■ **Data to process**

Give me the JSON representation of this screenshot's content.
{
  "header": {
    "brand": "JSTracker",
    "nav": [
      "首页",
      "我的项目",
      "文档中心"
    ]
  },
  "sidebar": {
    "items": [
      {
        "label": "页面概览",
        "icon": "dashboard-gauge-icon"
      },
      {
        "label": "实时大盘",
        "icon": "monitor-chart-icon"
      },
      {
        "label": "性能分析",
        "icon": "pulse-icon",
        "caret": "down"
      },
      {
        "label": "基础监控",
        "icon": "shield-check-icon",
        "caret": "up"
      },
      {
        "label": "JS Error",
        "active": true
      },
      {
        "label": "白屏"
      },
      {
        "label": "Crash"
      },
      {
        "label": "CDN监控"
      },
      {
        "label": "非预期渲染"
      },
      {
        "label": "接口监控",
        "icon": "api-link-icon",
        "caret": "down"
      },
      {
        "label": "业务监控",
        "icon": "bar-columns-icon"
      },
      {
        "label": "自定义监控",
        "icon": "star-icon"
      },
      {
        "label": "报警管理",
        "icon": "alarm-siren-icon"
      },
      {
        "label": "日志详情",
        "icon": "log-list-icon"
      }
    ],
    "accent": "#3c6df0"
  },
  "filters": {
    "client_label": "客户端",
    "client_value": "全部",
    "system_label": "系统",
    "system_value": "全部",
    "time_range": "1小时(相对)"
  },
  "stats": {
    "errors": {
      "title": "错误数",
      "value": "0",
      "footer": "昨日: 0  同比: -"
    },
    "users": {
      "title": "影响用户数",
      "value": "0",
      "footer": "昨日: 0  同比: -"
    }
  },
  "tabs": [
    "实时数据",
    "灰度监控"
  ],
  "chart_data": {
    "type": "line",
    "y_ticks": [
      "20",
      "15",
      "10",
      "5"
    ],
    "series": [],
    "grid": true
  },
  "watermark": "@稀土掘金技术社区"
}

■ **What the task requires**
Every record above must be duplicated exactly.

■ **Exercise output**
Give me the JSON representation of this screenshot's content.
{
  "header": {
    "brand": "JSTracker",
    "nav": [
      "首页",
      "我的项目",
      "文档中心"
    ]
  },
  "sidebar": {
    "items": [
      {
        "label": "页面概览",
        "icon": "dashboard-gauge-icon"
      },
      {
        "label": "实时大盘",
        "icon": "monitor-chart-icon"
      },
      {
        "label": "性能分析",
        "icon": "pulse-icon",
        "caret": "down"
      },
      {
        "label": "基础监控",
        "icon": "shield-check-icon",
        "caret": "up"
      },
      {
        "label": "JS Error",
        "active": true
      },
      {
        "label": "白屏"
      },
      {
        "label": "Crash"
      },
      {
        "label": "CDN监控"
      },
      {
        "label": "非预期渲染"
      },
      {
        "label": "接口监控",
        "icon": "api-link-icon",
        "caret": "down"
      },
      {
        "label": "业务监控",
        "icon": "bar-columns-icon"
      },
      {
        "label": "自定义监控",
        "icon": "star-icon"
      },
      {
        "label": "报警管理",
        "icon": "alarm-siren-icon"
      },
      {
        "label": "日志详情",
        "icon": "log-list-icon"
      }
    ],
    "accent": "#3c6df0"
  },
  "filters": {
    "client_label": "客户端",
    "client_value": "全部",
    "system_label": "系统",
    "system_value": "全部",
    "time_range": "1小时(相对)"
  },
  "stats": {
    "errors": {
      "title": "错误数",
      "value": "0",
      "footer": "昨日: 0  同比: -"
    },
    "users": {
      "title": "影响用户数",
      "value": "0",
      "footer": "昨日: 0  同比: -"
    }
  },
  "tabs": [
    "实时数据",
    "灰度监控"
  ],
  "chart_data": {
    "type": "line",
    "y_ticks": [
      "20",
      "15",
      "10",
      "5"
    ],
    "series": [],
    "grid": true
  },
  "watermark": "@稀土掘金技术社区"
}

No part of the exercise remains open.